The overthrow of an autocrat, tyrant or military strongman in favour of democracy does not, it turns out, reflect particularly well in economic indicators.
The Philippines appears to be a case of recovery coming slowly after momentous change
One of the worst-performing countries in the world between 1982 and 1992 was the Philippines, which suffered a huge 35.23-point decline during that time, second only to Panama, which was invaded by the US in the middle of that period.
This is, at first glance, surprising. The dictator, Ferdinand Marcos, was overthrown in 1989, ushering in democracy under an iconic leader, Cory Aquino.
Similarly, the period that included the overthrow of Indonesian dictator Suharto coincided with Indonesia being the worst-performing country in the world between 1992 and 1999, dropping 27.16 points.
This doesn’t appear to speak well of the economic impact environmental, social and governance values. But let’s look more closely at those numbers.
The Philippines appears to be a case of recovery coming slowly after momentous change. Starting with a high score of 69 in 1982, when public anger and suppression was being masked by decent economic indicators, the country had plunged irretrievably by 1985, hitting 33 points, and it dropped to a low of 27 in 1989 when it looked like Marcos would only be removed after military confrontation (in the end he fled to Hawaii).
But he left a mess, so for two years the Philippines’ score stayed at 30 while the country transitioned to democracy. Not until the mid 1990s was the score sustainably back in the 50s, which is where it stands today.
In Indonesia, Suharto’s removal came in the middle of the Asian financial crisis, which hit Indonesia particularly hard. He left amid riots. This period saw a drop in Indonesia’s score from 70.95 in 1997 to just 36.37 in 1999.

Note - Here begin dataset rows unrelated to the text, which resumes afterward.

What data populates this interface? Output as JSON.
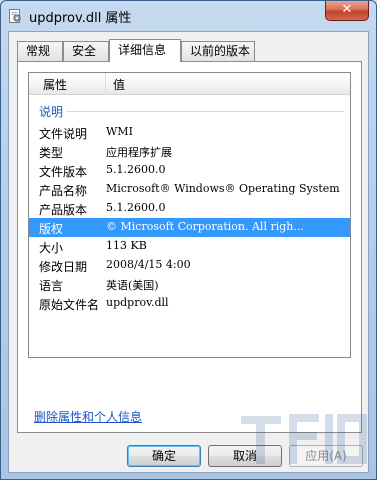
{
  "window": {
    "title": "updprov.dll 属性",
    "close_glyph": "✕"
  },
  "tabs": [
    {
      "label": "常规",
      "active": false
    },
    {
      "label": "安全",
      "active": false
    },
    {
      "label": "详细信息",
      "active": true
    },
    {
      "label": "以前的版本",
      "active": false
    }
  ],
  "details": {
    "columns": {
      "property": "属性",
      "value": "值"
    },
    "group": "说明",
    "rows": [
      {
        "property": "文件说明",
        "value": "WMI"
      },
      {
        "property": "类型",
        "value": "应用程序扩展"
      },
      {
        "property": "文件版本",
        "value": "5.1.2600.0"
      },
      {
        "property": "产品名称",
        "value": "Microsoft® Windows® Operating System"
      },
      {
        "property": "产品版本",
        "value": "5.1.2600.0"
      },
      {
        "property": "版权",
        "value": "© Microsoft Corporation. All righ...",
        "selected": true
      },
      {
        "property": "大小",
        "value": "113 KB"
      },
      {
        "property": "修改日期",
        "value": "2008/4/15 4:00"
      },
      {
        "property": "语言",
        "value": "英语(美国)"
      },
      {
        "property": "原始文件名",
        "value": "updprov.dll"
      }
    ]
  },
  "remove_link": "删除属性和个人信息",
  "buttons": {
    "ok": "确定",
    "cancel": "取消",
    "apply": "应用(A)"
  },
  "colors": {
    "selection": "#3399ff",
    "link": "#1d55c7",
    "group_heading": "#1e5bbf"
  }
}
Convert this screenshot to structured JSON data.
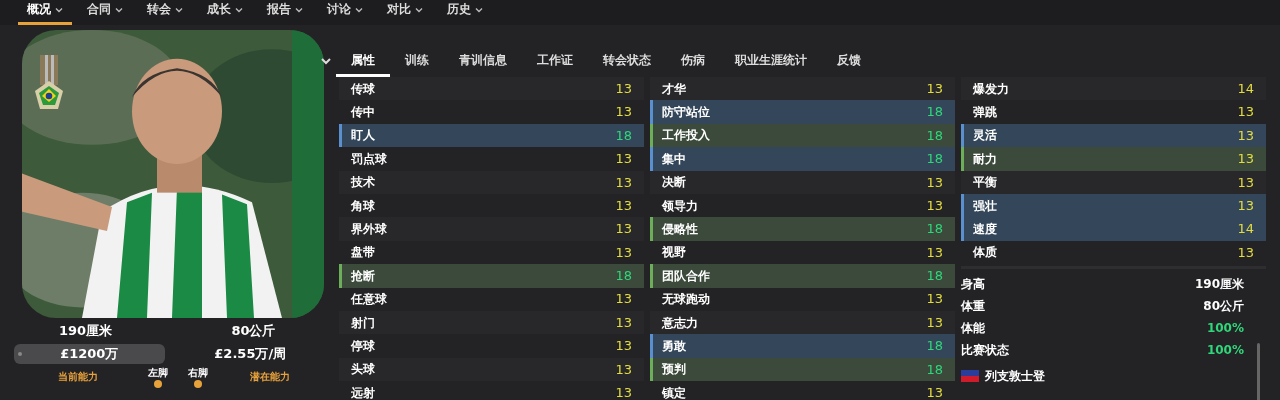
{
  "nav": [
    {
      "label": "概况",
      "selected": true
    },
    {
      "label": "合同",
      "selected": false
    },
    {
      "label": "转会",
      "selected": false
    },
    {
      "label": "成长",
      "selected": false
    },
    {
      "label": "报告",
      "selected": false
    },
    {
      "label": "讨论",
      "selected": false
    },
    {
      "label": "对比",
      "selected": false
    },
    {
      "label": "历史",
      "selected": false
    }
  ],
  "player": {
    "height": "190厘米",
    "weight": "80公斤",
    "value": "£1200万",
    "wage": "£2.55万/周",
    "footer": [
      {
        "label": "当前能力",
        "kind": "ability"
      },
      {
        "label": "左脚",
        "kind": "foot"
      },
      {
        "label": "右脚",
        "kind": "foot"
      },
      {
        "label": "潜在能力",
        "kind": "ability"
      }
    ]
  },
  "tabs": [
    {
      "label": "属性",
      "selected": true
    },
    {
      "label": "训练",
      "selected": false
    },
    {
      "label": "青训信息",
      "selected": false
    },
    {
      "label": "工作证",
      "selected": false
    },
    {
      "label": "转会状态",
      "selected": false
    },
    {
      "label": "伤病",
      "selected": false
    },
    {
      "label": "职业生涯统计",
      "selected": false
    },
    {
      "label": "反馈",
      "selected": false
    }
  ],
  "attribute_columns": [
    [
      {
        "name": "传球",
        "value": "13",
        "kind": "plain",
        "color": "#e3dc3f"
      },
      {
        "name": "传中",
        "value": "13",
        "kind": "plain",
        "color": "#e3dc3f"
      },
      {
        "name": "盯人",
        "value": "18",
        "kind": "key",
        "color": "#2fd67a"
      },
      {
        "name": "罚点球",
        "value": "13",
        "kind": "plain",
        "color": "#e3dc3f"
      },
      {
        "name": "技术",
        "value": "13",
        "kind": "plain",
        "color": "#e3dc3f"
      },
      {
        "name": "角球",
        "value": "13",
        "kind": "plain",
        "color": "#e3dc3f"
      },
      {
        "name": "界外球",
        "value": "13",
        "kind": "plain",
        "color": "#e3dc3f"
      },
      {
        "name": "盘带",
        "value": "13",
        "kind": "plain",
        "color": "#e3dc3f"
      },
      {
        "name": "抢断",
        "value": "18",
        "kind": "preferred",
        "color": "#2fd67a"
      },
      {
        "name": "任意球",
        "value": "13",
        "kind": "plain",
        "color": "#e3dc3f"
      },
      {
        "name": "射门",
        "value": "13",
        "kind": "plain",
        "color": "#e3dc3f"
      },
      {
        "name": "停球",
        "value": "13",
        "kind": "plain",
        "color": "#e3dc3f"
      },
      {
        "name": "头球",
        "value": "13",
        "kind": "plain",
        "color": "#e3dc3f"
      },
      {
        "name": "远射",
        "value": "13",
        "kind": "plain",
        "color": "#e3dc3f"
      }
    ],
    [
      {
        "name": "才华",
        "value": "13",
        "kind": "plain",
        "color": "#e3dc3f"
      },
      {
        "name": "防守站位",
        "value": "18",
        "kind": "key",
        "color": "#2fd67a"
      },
      {
        "name": "工作投入",
        "value": "18",
        "kind": "preferred",
        "color": "#2fd67a"
      },
      {
        "name": "集中",
        "value": "18",
        "kind": "key",
        "color": "#2fd67a"
      },
      {
        "name": "决断",
        "value": "13",
        "kind": "plain",
        "color": "#e3dc3f"
      },
      {
        "name": "领导力",
        "value": "13",
        "kind": "plain",
        "color": "#e3dc3f"
      },
      {
        "name": "侵略性",
        "value": "18",
        "kind": "preferred",
        "color": "#2fd67a"
      },
      {
        "name": "视野",
        "value": "13",
        "kind": "plain",
        "color": "#e3dc3f"
      },
      {
        "name": "团队合作",
        "value": "18",
        "kind": "preferred",
        "color": "#2fd67a"
      },
      {
        "name": "无球跑动",
        "value": "13",
        "kind": "plain",
        "color": "#e3dc3f"
      },
      {
        "name": "意志力",
        "value": "13",
        "kind": "plain",
        "color": "#e3dc3f"
      },
      {
        "name": "勇敢",
        "value": "18",
        "kind": "key",
        "color": "#2fd67a"
      },
      {
        "name": "预判",
        "value": "18",
        "kind": "preferred",
        "color": "#2fd67a"
      },
      {
        "name": "镇定",
        "value": "13",
        "kind": "plain",
        "color": "#e3dc3f"
      }
    ],
    [
      {
        "name": "爆发力",
        "value": "14",
        "kind": "plain",
        "color": "#e3dc3f"
      },
      {
        "name": "弹跳",
        "value": "13",
        "kind": "plain",
        "color": "#e3dc3f"
      },
      {
        "name": "灵活",
        "value": "13",
        "kind": "key",
        "color": "#e3dc3f"
      },
      {
        "name": "耐力",
        "value": "13",
        "kind": "preferred",
        "color": "#e3dc3f"
      },
      {
        "name": "平衡",
        "value": "13",
        "kind": "plain",
        "color": "#e3dc3f"
      },
      {
        "name": "强壮",
        "value": "13",
        "kind": "key",
        "color": "#e3dc3f"
      },
      {
        "name": "速度",
        "value": "14",
        "kind": "key",
        "color": "#e3dc3f"
      },
      {
        "name": "体质",
        "value": "13",
        "kind": "plain",
        "color": "#e3dc3f"
      }
    ]
  ],
  "info": [
    {
      "label": "身高",
      "value": "190厘米",
      "color": "#ffffff"
    },
    {
      "label": "体重",
      "value": "80公斤",
      "color": "#ffffff"
    },
    {
      "label": "体能",
      "value": "100%",
      "color": "#2fd67a"
    },
    {
      "label": "比赛状态",
      "value": "100%",
      "color": "#2fd67a"
    }
  ],
  "nationality": "列支敦士登"
}
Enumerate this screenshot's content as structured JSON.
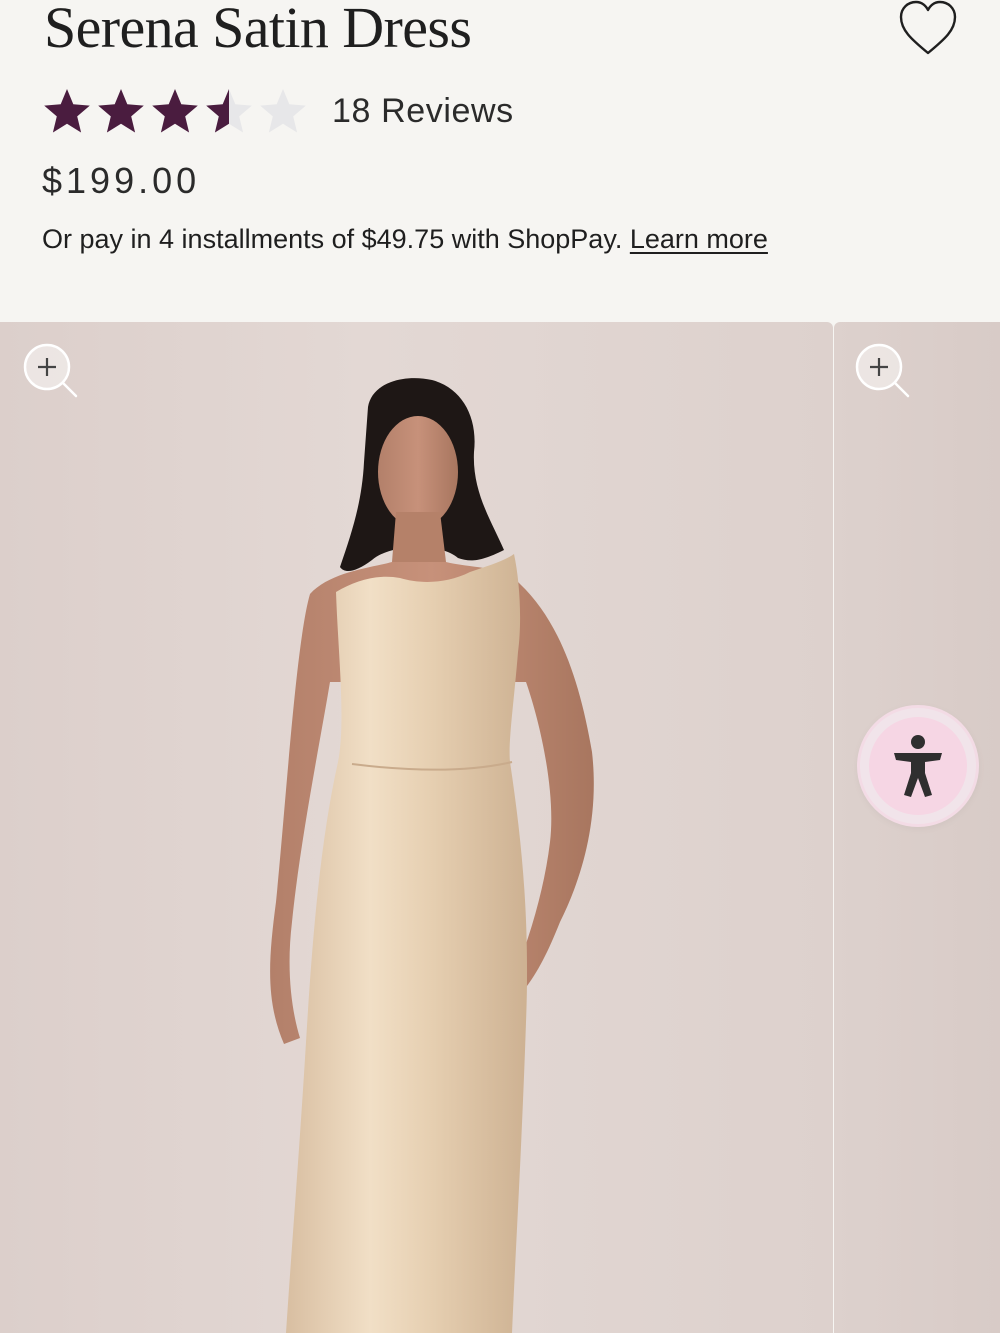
{
  "product": {
    "title": "Serena Satin Dress",
    "rating": 3.5,
    "rating_max": 5,
    "reviews_label": "18 Reviews",
    "price": "$199.00",
    "installments_text": "Or pay in 4 installments of $49.75 with ShopPay.",
    "learn_more_label": "Learn more"
  },
  "icons": {
    "wishlist": "heart-outline-icon",
    "zoom": "zoom-in-icon",
    "accessibility": "accessibility-person-icon"
  },
  "colors": {
    "star_filled": "#4a1c3f",
    "star_empty": "#e7e7e9",
    "accessibility_bg": "#f6d6e4"
  }
}
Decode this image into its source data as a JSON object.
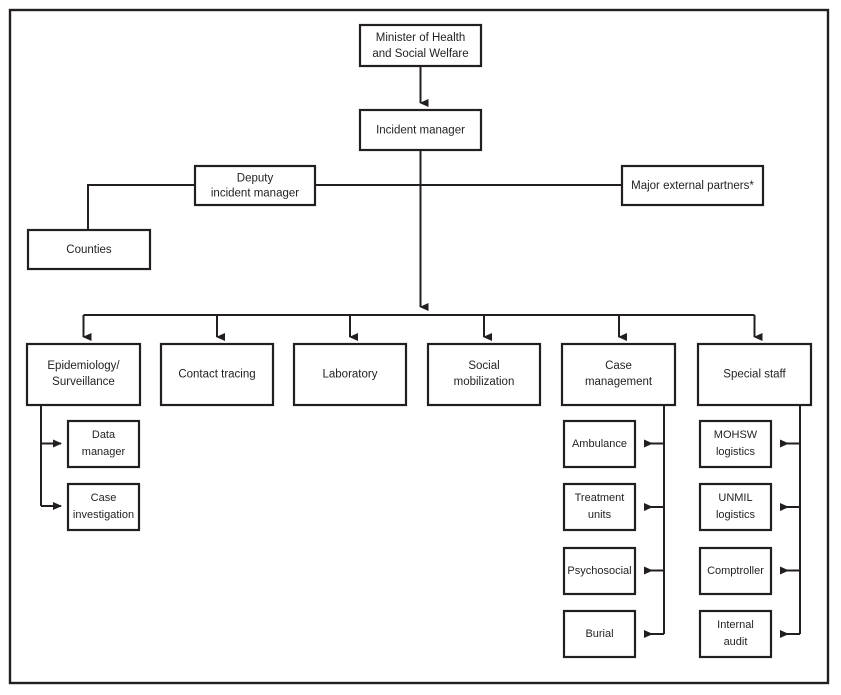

Clearly, it’s not just the transition to democracy that hit Indonesia here but the broader macroeconomic environment. Indeed, the transition was prompted in part by the macro circumstances, because Indonesia under an autocratic government proved to be dangerously exposed to global market problems.
But, as with the Philippines, it is notable that a transition to democracy isn’t immediately reflected in better economics. Indonesia fell still further in 2000 and its score remained in the 30s until 2004. Even today, in a model democracy with a progressive president, Joko Widodo, who pleases the IMF with his commitment to infrastructure development and economic discipline, the country scores 52.78 – well down on the scores in the 60s and 70s that the country held through the 1980s and 1990s under Suharto.
Of course, life isn’t all about economic indicators: the Philippines and Indonesia have gained vital freedoms along the way and, for many people, a better standard of living. And we can find brighter news for reformist principles in Myanmar.
The best-performing Asian country in the world between 2009 and 2019 was Myanmar, rising from just 10.95 points to 30.97. This coincides with the dissolution of the military junta in 2011 – a dictatorship that had been in place since 1962 – and the 2015 election that gave Aung San Suu Kyi’s party a majority in both houses.
It is fair to say that global opinion on Aung San Suu Kyi has soured in the years since, but nevertheless, here the data is unequivocal: embracing democracy and markets has led to a far better standing in economic data, although Myanmar’s score of 30.97 is still a long way below its peers. Sri Lanka, for example, stands at 45.6.
A strange thing about Sri Lanka: its ranking today is not really much better than it was during the civil war, which ended in 2009. Its score that year was 42.81, and 41.83 the year before. In the mid 1990s it reached the 50s and has been there again only once since, in 2011. When a war lasts a generation, it takes some recovering from, it seems.
There’s nothing quite like data to challenge what you think you know.